Officials from World Wildlife Fund (WWF) joined Clark County, Nevada Commissioner Lawrence Weekly, City of Las Vegas Mayor Oscar B. Goodman and City of Henderson Mayor James B. Gibson at the iconic “Welcome to Fabulous Las Vegas” sign to officially kick off the Las Vegas Valley’s participation in Earth Hour—a global event calling for action on climate change.
On Saturday, March 28, 2009 at 8:30 p.m., Las Vegas will lead more than 240 cities in 70 countries as individuals, businesses, government buildings, schools and major landmarks turn off non-essential lighting in what will be the largest climate event in history.
During Earth Hour in Las Vegas, the iconic “Welcome to Fabulous Las Vegas” sign will go dark, exterior lights will be turned off at many popular on- and off-Strip hotelcasinos and residents throughout the Valley will dim and turn off the lights in their homes—in a highly visible symbolic gesture that will focus attention on climate change globally, while encouraging local businesses and individuals to take steps to reduce their own environmental footprint.
“No place on the planet is better lit than the Las Vegas Strip, and I’m encouraging all our casinos and our two million residents to dim their lights in support of Earth Hour,” said Clark County Commission Chairman Rory Reid, whose district includes much of the Las Vegas Strip. “2009 marks the centennial of Clark County, so there is no better time to do our part. Supporting Earth Hour promotes our own goals for thoughtful growth management and empowers everyone, from county departments to individual citizens, to be part of the solution.”
“Our community is excited to be a flagship city for Earth Hour 2009 as this event follows our city’s commitment to sustainability,” said Las Vegas Mayor Oscar B. Goodman. “We hope that Las Vegas will serve as an example of sustainability for the 40 million visitors who pass through our great city each year, and for millions more around the world.”
Las Vegas was selected by WWF as an official flagship city and joins other U.S. flagship cities including Atlanta, Chicago, Los Angeles, Miami, Nashville and San Francisco. Globally, the list of Earth Hour cities includes Auckland, Beijing, Bogota, Cape Town, Copenhagen, Dubai, Edinburgh, Helsinki, Homer Glen, Hong Kong, Istanbul, Kiev, Kuala Lumpur, Lisbon, London, Manila, Mexico City, Moscow, Oslo, Rome, Singapore, Sydney, Tel Aviv, Toronto, Wellington and Vancouver with more expected to sign on in the weeks ahead.
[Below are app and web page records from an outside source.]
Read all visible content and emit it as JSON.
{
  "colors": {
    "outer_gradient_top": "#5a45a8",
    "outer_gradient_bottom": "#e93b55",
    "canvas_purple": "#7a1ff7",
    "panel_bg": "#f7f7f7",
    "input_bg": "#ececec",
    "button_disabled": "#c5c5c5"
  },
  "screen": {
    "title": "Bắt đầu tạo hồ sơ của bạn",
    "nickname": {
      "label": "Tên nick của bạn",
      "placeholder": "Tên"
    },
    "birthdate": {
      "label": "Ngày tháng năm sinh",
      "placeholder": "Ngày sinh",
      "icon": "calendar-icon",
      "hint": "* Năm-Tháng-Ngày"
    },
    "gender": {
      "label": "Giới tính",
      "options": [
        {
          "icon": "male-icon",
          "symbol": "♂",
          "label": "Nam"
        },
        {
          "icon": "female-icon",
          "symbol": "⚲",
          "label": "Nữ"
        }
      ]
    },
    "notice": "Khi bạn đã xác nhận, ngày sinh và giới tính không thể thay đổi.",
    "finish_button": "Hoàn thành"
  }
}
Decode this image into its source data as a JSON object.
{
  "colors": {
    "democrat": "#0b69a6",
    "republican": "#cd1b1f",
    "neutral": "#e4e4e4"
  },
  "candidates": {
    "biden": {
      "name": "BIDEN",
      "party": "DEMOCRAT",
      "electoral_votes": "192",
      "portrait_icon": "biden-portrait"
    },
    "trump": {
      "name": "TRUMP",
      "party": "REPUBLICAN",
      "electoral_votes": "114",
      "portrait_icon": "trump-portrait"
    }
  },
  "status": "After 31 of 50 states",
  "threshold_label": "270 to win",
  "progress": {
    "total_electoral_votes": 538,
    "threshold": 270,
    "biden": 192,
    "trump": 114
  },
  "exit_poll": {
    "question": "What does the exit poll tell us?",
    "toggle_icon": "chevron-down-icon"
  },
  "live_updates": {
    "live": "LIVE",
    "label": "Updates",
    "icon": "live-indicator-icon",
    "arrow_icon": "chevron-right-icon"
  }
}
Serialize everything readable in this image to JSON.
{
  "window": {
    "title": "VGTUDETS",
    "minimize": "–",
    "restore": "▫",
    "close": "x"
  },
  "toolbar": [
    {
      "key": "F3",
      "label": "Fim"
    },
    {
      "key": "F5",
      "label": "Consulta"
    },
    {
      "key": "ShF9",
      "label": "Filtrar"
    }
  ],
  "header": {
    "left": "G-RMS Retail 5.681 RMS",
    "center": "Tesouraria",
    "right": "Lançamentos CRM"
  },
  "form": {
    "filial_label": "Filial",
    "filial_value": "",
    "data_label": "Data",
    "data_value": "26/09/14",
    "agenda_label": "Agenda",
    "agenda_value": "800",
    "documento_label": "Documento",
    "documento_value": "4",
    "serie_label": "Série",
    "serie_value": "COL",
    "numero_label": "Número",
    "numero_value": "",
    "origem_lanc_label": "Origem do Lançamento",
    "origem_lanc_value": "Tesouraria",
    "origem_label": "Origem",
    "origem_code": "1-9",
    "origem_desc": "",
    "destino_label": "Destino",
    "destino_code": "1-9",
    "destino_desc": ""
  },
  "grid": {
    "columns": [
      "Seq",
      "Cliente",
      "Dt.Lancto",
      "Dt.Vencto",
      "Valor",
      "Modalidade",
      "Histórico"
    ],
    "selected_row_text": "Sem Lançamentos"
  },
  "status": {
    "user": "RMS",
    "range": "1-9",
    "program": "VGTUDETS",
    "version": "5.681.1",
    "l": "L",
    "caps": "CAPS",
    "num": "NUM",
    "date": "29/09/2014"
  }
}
“When it comes to shining the spotlight on climate change, there is no city better suited to the job than Las Vegas and we couldn’t be more thrilled to have them onboard as a flagship city for Earth Hour 2009,” said Leslie Aun, Earth Hour US Managing Director, speaking at the launch event. “Earth Hour lets people express their concern about climate change and give their elected leaders a message that they want action before it’s too late. Earth Hour also sends a strong message to the global community that the American people want the US to again take a leadership role in finding solutions to one of the most urgent threats facing our planet.”
In addition to turning off non-essential exterior lights, some hotel-casinos on and off the Las Vegas Strip will host viewing parties and special events. Local residents can participate in any of these events, or can support the initiative by simply turning off the lights in their own homes and hosting mini events such as candlelit dinners or game nights with family and friends.
For further information about Earth Hour in the United States, visit www.earthhourus.org. For further information and updates about Earth Hour Las Vegas and to view a list of major participants, visit www.earthhourlv.org. Earth Hour Las Vegas can also be followed on Facebook at http://tinyurl.com/EALVfan and on Twitter at www.twitter.com/earthhourlv.
About World Wildlife Fund
With the support of almost 5 million members worldwide, WWF is dedicated to delivering science-based solutions to preserve the diversity and abundance of life on Earth, stop the degradation of the environment and combat climate change. Visit www.worldwildlife.org to learn more.